First, there is still little interest in Vista in business; second, there is a credible effort to use Linux on all mainstream corporate desktops but not instead of Windows, in addition to it; third, Windows Server 2008 is being deployed widely in beta; and fourth, Linux interest on the server is declining.
Now, suddenly I think I've stepped into another dimension where up is down and down is up. I can't yet talk about the Linux desktop effort in depth as it is still relatively secret, but I can say that it has more to do with securing and managing the desktop then it does with displacing Windows, and that the reason behind the choice had more to do with cost than almost anything else.
For the Vista stuff the lack of demand is being attributed to two things: Windows XP is seen as good enough, and Microsoft isnt Apple and cant do demand generation marketing to save its life. Windows 2008 server, on the other hand, evidently addresses a number of shortcomings in Server 2003 and, apparently, the benefits are actually exceeding the risk of deploying a beta for a large number of folks (that doesnt happen often).
But, this time, Id like to focus on the last, the comment that interest in Linux was declining, and explore for a moment why I think that may be the case.
Novell and Microsoft: The Vista Impact
Vista Expert: Why I Don't Like Vista
Desktop Battle: Windows vs. Mac vs. Linux
Fifty Fantastic Tech Freebies|
Ever since I first heard the term Open Ive wondered whether a lot of otherwise intelligent people missed the message that had been consistently sent by IT buyers. That message was that they really didnt want to be in the software business.
Now the problem that Open was supposed to address when it started to surge in the 90s was one, that to me anyway, seemed to be largely based on the lack of trust with a number of vendors, and while Microsoft was clearly one of the problem vendors they were far from the only vendor painted by this broad brush. At the time, Sun, IBM, Oracle and a broad cross section of very powerful software vendors were consistently showcasing expertise they didnt have, promising features that didnt exist (and often never would), and generally setting expectations for very expensive products that they had no real intention of ever actually meeting.
We were reporting that CIOs had the highest turnover of any top-level executive (thanks to the dotcom years they were, for a time passed by CFOs but that hardly made them feel more secure). And much of this turnover likely could have been tied to what was a cavalier attitude on the vendor side, with respect to both protecting their customers and ensuring their success.
There wasnt that much concern surrounding software patents and intellectual property, except between vendors.
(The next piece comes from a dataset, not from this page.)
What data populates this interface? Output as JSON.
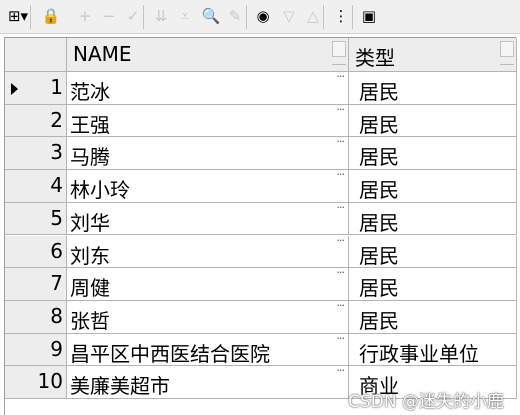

And even between vendors this typically only happened when a patent troll started wandering around the industry, or a large vendor decided to mine their patent portfolio and go after competitors.
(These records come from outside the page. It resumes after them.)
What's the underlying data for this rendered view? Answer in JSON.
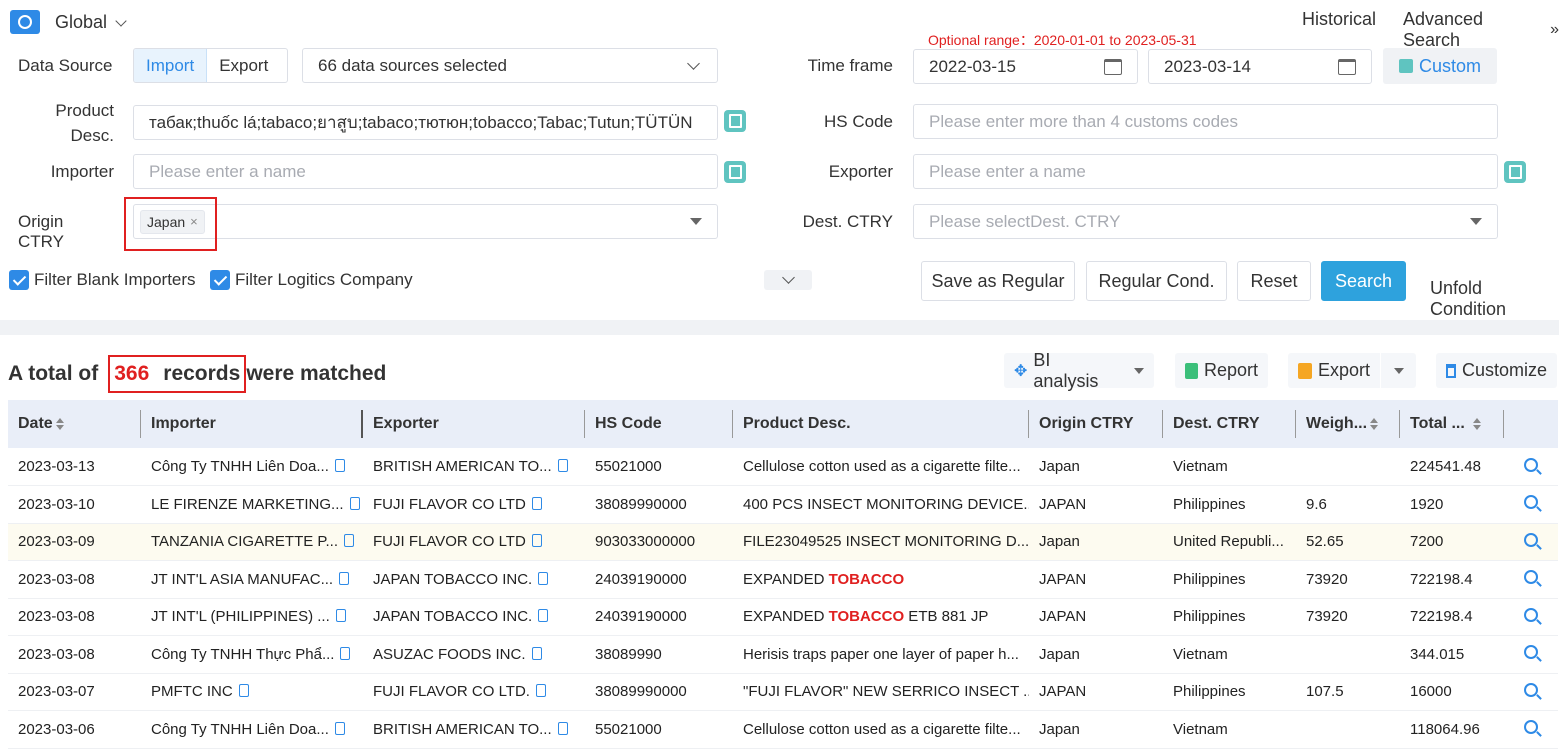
{
  "top": {
    "region": "Global",
    "historical": "Historical",
    "advanced_search": "Advanced Search",
    "optional_range": "Optional range：2020-01-01 to 2023-05-31"
  },
  "form": {
    "data_source_label": "Data Source",
    "import_label": "Import",
    "export_label": "Export",
    "sources_selected": "66 data sources selected",
    "time_frame_label": "Time frame",
    "date_from": "2022-03-15",
    "date_to": "2023-03-14",
    "custom_label": "Custom",
    "product_desc_label_1": "Product",
    "product_desc_label_2": "Desc.",
    "product_desc_value": "табак;thuốc lá;tabaco;ยาสูบ;tabaco;тютюн;tobacco;Tabac;Tutun;TÜTÜN",
    "hs_code_label": "HS Code",
    "hs_code_placeholder": "Please enter more than 4 customs codes",
    "importer_label": "Importer",
    "importer_placeholder": "Please enter a name",
    "exporter_label": "Exporter",
    "exporter_placeholder": "Please enter a name",
    "origin_label": "Origin CTRY",
    "origin_tag": "Japan",
    "dest_label": "Dest. CTRY",
    "dest_placeholder": "Please selectDest. CTRY",
    "filter_blank_importers": "Filter Blank Importers",
    "filter_logistics": "Filter Logitics Company",
    "save_regular": "Save as Regular",
    "regular_cond": "Regular Cond.",
    "reset": "Reset",
    "search": "Search",
    "unfold": "Unfold Condition"
  },
  "results": {
    "prefix": "A total of",
    "count": "366",
    "records": "records",
    "suffix": "were matched",
    "bi_analysis": "BI analysis",
    "report": "Report",
    "export": "Export",
    "customize": "Customize"
  },
  "table": {
    "columns": [
      "Date",
      "Importer",
      "Exporter",
      "HS Code",
      "Product Desc.",
      "Origin CTRY",
      "Dest. CTRY",
      "Weigh...",
      "Total ..."
    ],
    "rows": [
      {
        "date": "2023-03-13",
        "importer": "Công Ty TNHH Liên Doa...",
        "exporter": "BRITISH AMERICAN TO...",
        "hs": "55021000",
        "desc_a": "Cellulose cotton used as a cigarette filte...",
        "desc_kw": "",
        "desc_b": "",
        "origin": "Japan",
        "dest": "Vietnam",
        "weight": "",
        "total": "224541.48"
      },
      {
        "date": "2023-03-10",
        "importer": "LE FIRENZE MARKETING...",
        "exporter": "FUJI FLAVOR CO LTD",
        "hs": "38089990000",
        "desc_a": "400 PCS INSECT MONITORING DEVICE...",
        "desc_kw": "",
        "desc_b": "",
        "origin": "JAPAN",
        "dest": "Philippines",
        "weight": "9.6",
        "total": "1920"
      },
      {
        "date": "2023-03-09",
        "importer": "TANZANIA CIGARETTE P...",
        "exporter": "FUJI FLAVOR CO LTD",
        "hs": "903033000000",
        "desc_a": "FILE23049525 INSECT MONITORING D...",
        "desc_kw": "",
        "desc_b": "",
        "origin": "Japan",
        "dest": "United Republi...",
        "weight": "52.65",
        "total": "7200"
      },
      {
        "date": "2023-03-08",
        "importer": "JT INT'L ASIA MANUFAC...",
        "exporter": "JAPAN TOBACCO INC.",
        "hs": "24039190000",
        "desc_a": "EXPANDED ",
        "desc_kw": "TOBACCO",
        "desc_b": "",
        "origin": "JAPAN",
        "dest": "Philippines",
        "weight": "73920",
        "total": "722198.4"
      },
      {
        "date": "2023-03-08",
        "importer": "JT INT'L (PHILIPPINES) ...",
        "exporter": "JAPAN TOBACCO INC.",
        "hs": "24039190000",
        "desc_a": "EXPANDED ",
        "desc_kw": "TOBACCO",
        "desc_b": " ETB 881 JP",
        "origin": "JAPAN",
        "dest": "Philippines",
        "weight": "73920",
        "total": "722198.4"
      },
      {
        "date": "2023-03-08",
        "importer": "Công Ty TNHH Thực Phẩ...",
        "exporter": "ASUZAC FOODS INC.",
        "hs": "38089990",
        "desc_a": "Herisis traps paper one layer of paper h...",
        "desc_kw": "",
        "desc_b": "",
        "origin": "Japan",
        "dest": "Vietnam",
        "weight": "",
        "total": "344.015"
      },
      {
        "date": "2023-03-07",
        "importer": "PMFTC INC",
        "exporter": "FUJI FLAVOR CO LTD.",
        "hs": "38089990000",
        "desc_a": "\"FUJI FLAVOR\" NEW SERRICO INSECT ...",
        "desc_kw": "",
        "desc_b": "",
        "origin": "JAPAN",
        "dest": "Philippines",
        "weight": "107.5",
        "total": "16000"
      },
      {
        "date": "2023-03-06",
        "importer": "Công Ty TNHH Liên Doa...",
        "exporter": "BRITISH AMERICAN TO...",
        "hs": "55021000",
        "desc_a": "Cellulose cotton used as a cigarette filte...",
        "desc_kw": "",
        "desc_b": "",
        "origin": "Japan",
        "dest": "Vietnam",
        "weight": "",
        "total": "118064.96"
      }
    ]
  },
  "colors": {
    "accent": "#2e8ae6",
    "highlight_red": "#e02020",
    "header_bg": "#e9eef8"
  }
}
Most of the companies had trouble collaborating within their various divisions and the idea of collaborating broadly, while it clearly existed in parts of IT and we spoke about it as a goal a great deal practically speaking it wasnt a driver. And, with the exception of the insane CIO who from time to time became convinced he could market his services to other companies, particularly from operations there was no desire to actually go into the software business.
Finally, hardware costs were dropping like a rock and software costs were either holding steady or increasing. As we moved in to this decade and a heavy focus on cost reduction hit IT, having a cost category that either didnt move in the right direction or moved in the wrong direction was a big problem. Microsoft made this worse by picking this inopportune time to fix their licensing model, which resulted in a massive number of companies getting audited and finding out they werent actually paying Microsoft what they had agreed to pay.